- **Action item**
Word for word, print each record, dropping any image it holds.

- **Input**
────────

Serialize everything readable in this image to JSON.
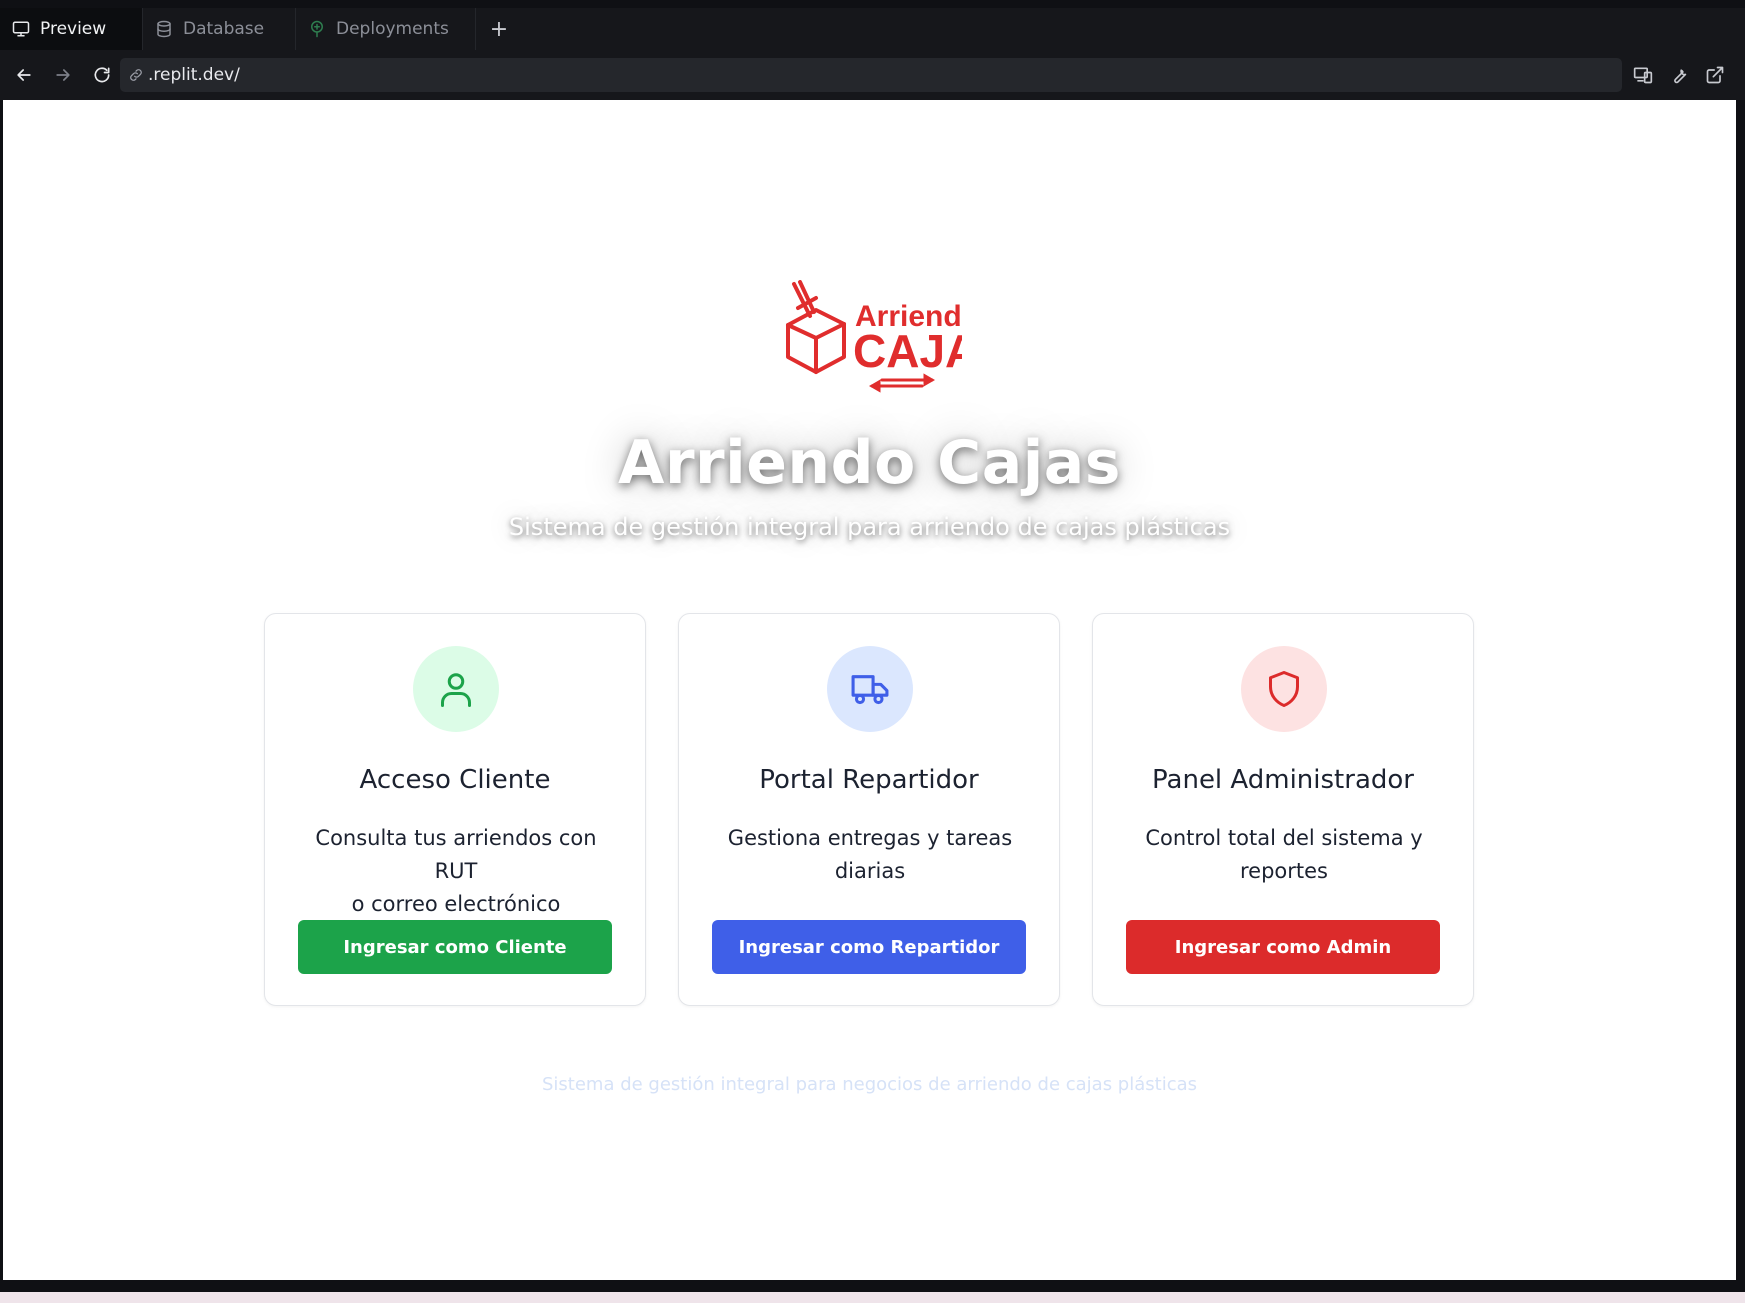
{
  "tabs": [
    {
      "label": "Preview",
      "icon": "monitor-icon"
    },
    {
      "label": "Database",
      "icon": "database-icon"
    },
    {
      "label": "Deployments",
      "icon": "deployments-icon"
    }
  ],
  "add_tab_label": "+",
  "address_bar": {
    "url": ".replit.dev/"
  },
  "page": {
    "logo": {
      "line1": "Arriendo",
      "line2": "CAJAS",
      "color": "#e02d2d"
    },
    "title": "Arriendo Cajas",
    "subtitle": "Sistema de gestión integral para arriendo de cajas plásticas",
    "cards": [
      {
        "icon": "user-icon",
        "title": "Acceso Cliente",
        "desc_line1": "Consulta tus arriendos con RUT",
        "desc_line2": "o correo electrónico",
        "button": "Ingresar como Cliente",
        "accent": "#1ca34a",
        "icon_bg": "#dcfce7"
      },
      {
        "icon": "truck-icon",
        "title": "Portal Repartidor",
        "desc_line1": "Gestiona entregas y tareas",
        "desc_line2": "diarias",
        "button": "Ingresar como Repartidor",
        "accent": "#3f5fe8",
        "icon_bg": "#dbe7fe"
      },
      {
        "icon": "shield-icon",
        "title": "Panel Administrador",
        "desc_line1": "Control total del sistema y",
        "desc_line2": "reportes",
        "button": "Ingresar como Admin",
        "accent": "#dc2b2b",
        "icon_bg": "#fde2e2"
      }
    ],
    "footer": "Sistema de gestión integral para negocios de arriendo de cajas plásticas"
  }
}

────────

- **Completed task**
Serialize everything readable in this image to JSON.
{
  "tabs": [
    {
      "label": "Preview",
      "icon": "monitor-icon"
    },
    {
      "label": "Database",
      "icon": "database-icon"
    },
    {
      "label": "Deployments",
      "icon": "deployments-icon"
    }
  ],
  "add_tab_label": "+",
  "address_bar": {
    "url": ".replit.dev/"
  },
  "page": {
    "logo": {
      "line1": "Arriendo",
      "line2": "CAJAS",
      "color": "#e02d2d"
    },
    "title": "Arriendo Cajas",
    "subtitle": "Sistema de gestión integral para arriendo de cajas plásticas",
    "cards": [
      {
        "icon": "user-icon",
        "title": "Acceso Cliente",
        "desc_line1": "Consulta tus arriendos con RUT",
        "desc_line2": "o correo electrónico",
        "button": "Ingresar como Cliente",
        "accent": "#1ca34a",
        "icon_bg": "#dcfce7"
      },
      {
        "icon": "truck-icon",
        "title": "Portal Repartidor",
        "desc_line1": "Gestiona entregas y tareas",
        "desc_line2": "diarias",
        "button": "Ingresar como Repartidor",
        "accent": "#3f5fe8",
        "icon_bg": "#dbe7fe"
      },
      {
        "icon": "shield-icon",
        "title": "Panel Administrador",
        "desc_line1": "Control total del sistema y",
        "desc_line2": "reportes",
        "button": "Ingresar como Admin",
        "accent": "#dc2b2b",
        "icon_bg": "#fde2e2"
      }
    ],
    "footer": "Sistema de gestión integral para negocios de arriendo de cajas plásticas"
  }
}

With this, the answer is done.